Linebacker Emmanuel Acho described the play when the light bulb clicked on for him.
"A coach will call a play, and if you're not used to it, you're not sure it will work. We had a scrimmage last Saturday. Coach Diaz always tells the linebackers to back up, like eight yards back on the goal line. We're used to playing five yards, four yards from the goal line, trying to be closer knowing that you're trying to protect your goal line.
"He said, 'If you back up, you have more time to get downhill and see where the gap is going to be.' Me and Keenan [Robinson] decided to back up and play eight yards back. The offense ran the ball and we stuffed them, tackled them for a loss. Coach Diaz said, 'See what happens when you listen to me?'"
Harsin took one wall of the offensive staff room and had it covered in whiteboard. Last Thursday, that board was covered with the names of two dozen or so formations, each with a list of plays beneath it. Black ink represented plays the team knew. Green ink stood for plays being learned. Some formations had more than 10 plays, some a handful.
Without the time to explain why, for instance, the offense uses so much presnap motion, the Texas coaches have had to wait for the players to learn by doing.
"Eventually, two or three times of doing it, they start to see how it affects the play, how it might affect the defense, those types of things," Harsin said. "They start to understand, 'OK, I see why this is important.' Really, it was this week.

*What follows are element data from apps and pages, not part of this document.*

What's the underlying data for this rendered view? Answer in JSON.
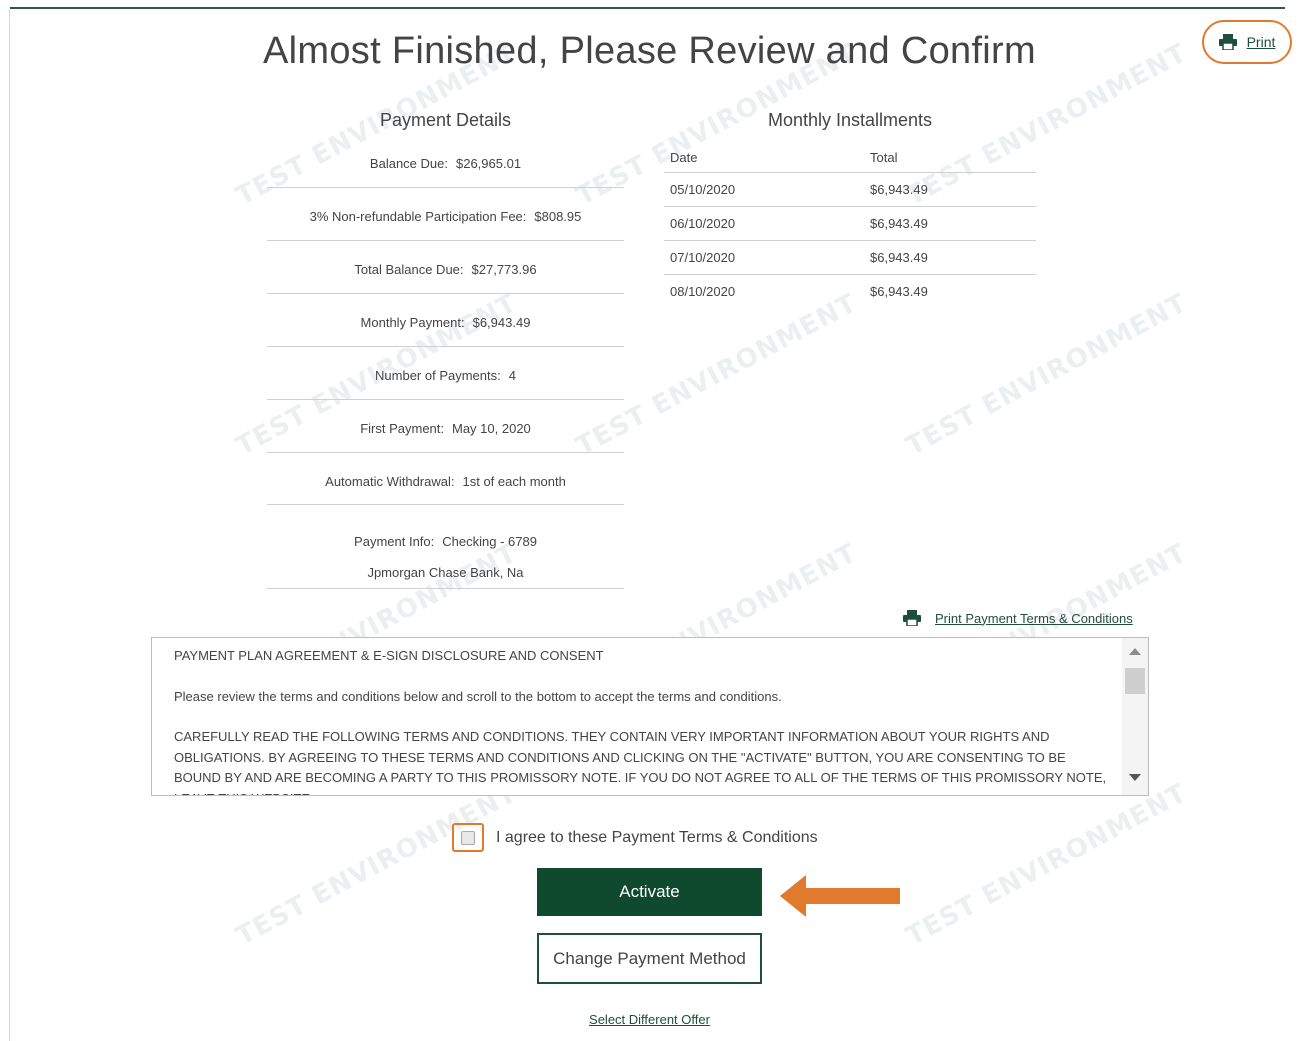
{
  "watermark": "TEST ENVIRONMENT",
  "title": "Almost Finished, Please Review and Confirm",
  "print_label": "Print",
  "payment_details": {
    "heading": "Payment Details",
    "rows": [
      {
        "label": "Balance Due:",
        "value": "$26,965.01"
      },
      {
        "label": "3% Non-refundable Participation Fee:",
        "value": "$808.95"
      },
      {
        "label": "Total Balance Due:",
        "value": "$27,773.96"
      },
      {
        "label": "Monthly Payment:",
        "value": "$6,943.49"
      },
      {
        "label": "Number of Payments:",
        "value": "4"
      },
      {
        "label": "First Payment:",
        "value": "May 10, 2020"
      },
      {
        "label": "Automatic Withdrawal:",
        "value": "1st of each month"
      }
    ],
    "payment_info": {
      "label": "Payment Info:",
      "value": "Checking - 6789",
      "bank": "Jpmorgan Chase Bank, Na"
    }
  },
  "installments": {
    "heading": "Monthly Installments",
    "columns": [
      "Date",
      "Total"
    ],
    "rows": [
      [
        "05/10/2020",
        "$6,943.49"
      ],
      [
        "06/10/2020",
        "$6,943.49"
      ],
      [
        "07/10/2020",
        "$6,943.49"
      ],
      [
        "08/10/2020",
        "$6,943.49"
      ]
    ]
  },
  "print_terms_label": "Print Payment Terms & Conditions",
  "terms": {
    "heading": "PAYMENT PLAN AGREEMENT & E-SIGN DISCLOSURE AND CONSENT",
    "intro": "Please review the terms and conditions below and scroll to the bottom to accept the terms and conditions.",
    "body": "CAREFULLY READ THE FOLLOWING TERMS AND CONDITIONS. THEY CONTAIN VERY IMPORTANT INFORMATION ABOUT YOUR RIGHTS AND OBLIGATIONS. BY AGREEING TO THESE TERMS AND CONDITIONS AND CLICKING ON THE \"ACTIVATE\" BUTTON, YOU ARE CONSENTING TO BE BOUND BY AND ARE BECOMING A PARTY TO THIS PROMISSORY NOTE. IF YOU DO NOT AGREE TO ALL OF THE TERMS OF THIS PROMISSORY NOTE, LEAVE THIS WEBSITE."
  },
  "agree_label": "I agree to these Payment Terms & Conditions",
  "activate_label": "Activate",
  "change_method_label": "Change Payment Method",
  "select_offer_label": "Select Different Offer",
  "colors": {
    "brand_green": "#0f4a2e",
    "highlight_orange": "#e07a2c"
  }
}
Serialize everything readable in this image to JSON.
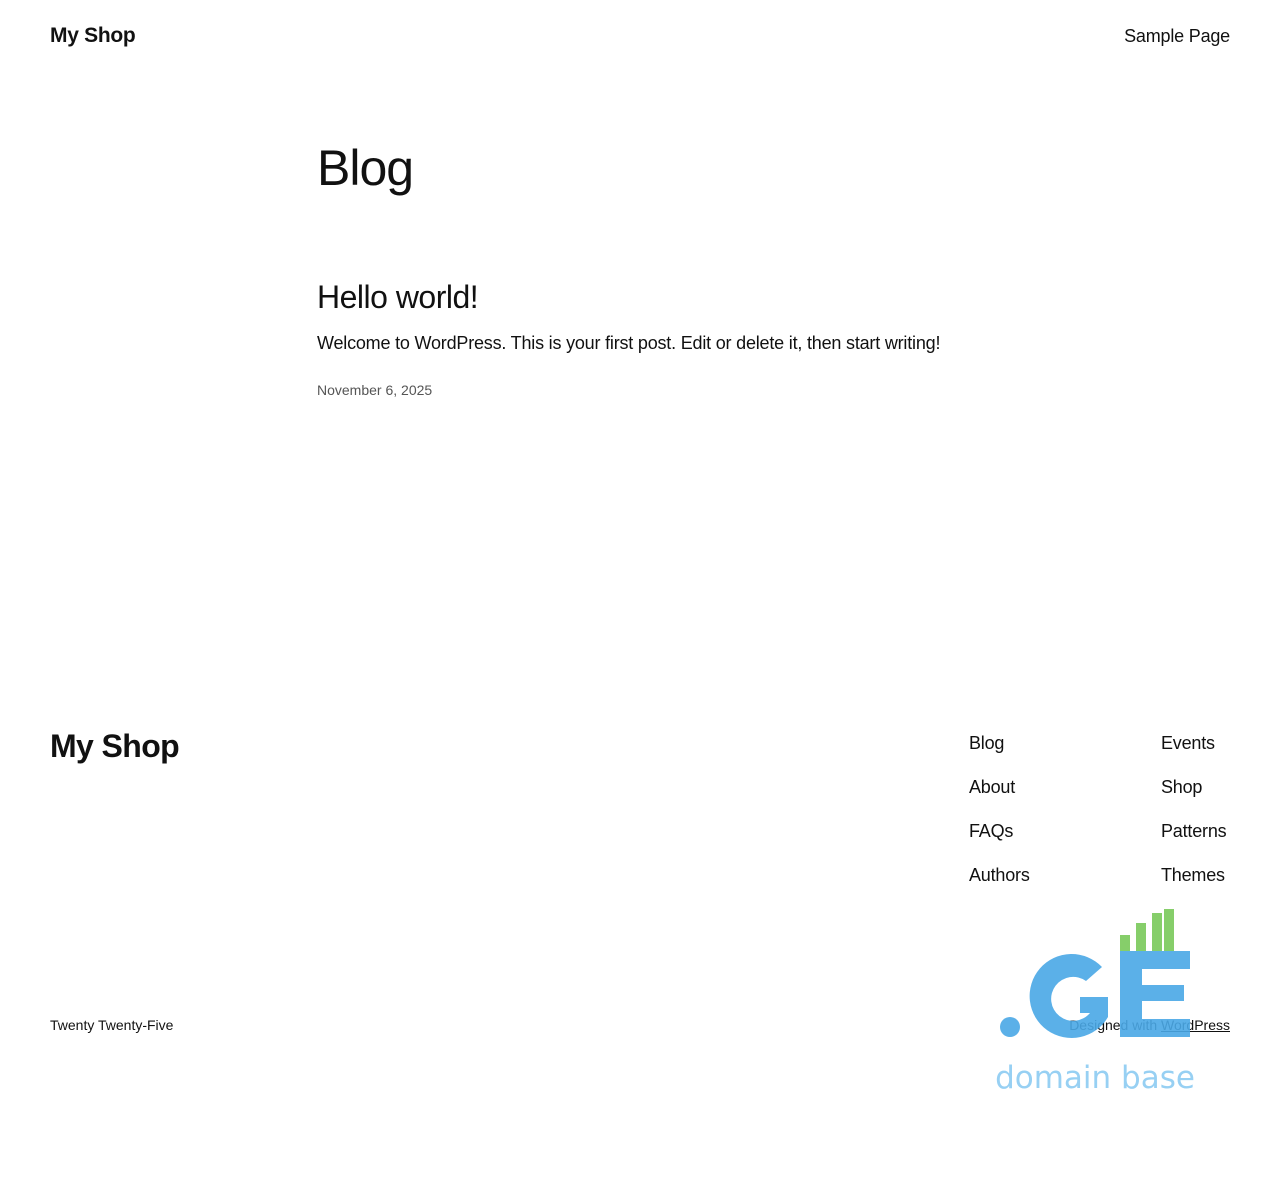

You start to hear guys talking to each other, talking to the coaches. 'You know, you could do this out of that formation, too.' So you can see it is starting to make sense to them."
Harsin has focused so much on teaching the offense that he has refused to divulge which of the Longhorns' four quarterbacks -- junior Garrett Gilbert, last year's starter, sophomore Case McCoy, redshirt freshman Connor Wood or early enrollee David Ash -- has an edge, even to the head coach.
"I will ask him sometime, 'Whaddya think?'" Brown said of Harsin.
"He'll say, 'Coach, I think we're learning.' He's not ready to start choosing. I think that's been healthy for the kids."
It's hard to know what the quarterbacks think. Brown made them off-limits to the media.
Just as all of the players are beginning to understand the new schemes, spring practice has ended. Both Diaz and Harsin stressed that the Longhorns will have to improve between now and the first week of August. They will have to do so by watching video and conducting self-directed seven-on-seven workouts.
The hard work, it seems, is just beginning.
Ivan Maisel is a senior writer for ESPN.com and hosts the ESPNU College Football podcast. Send your questions and comments to him at Ivan.Maisel@ESPN.com.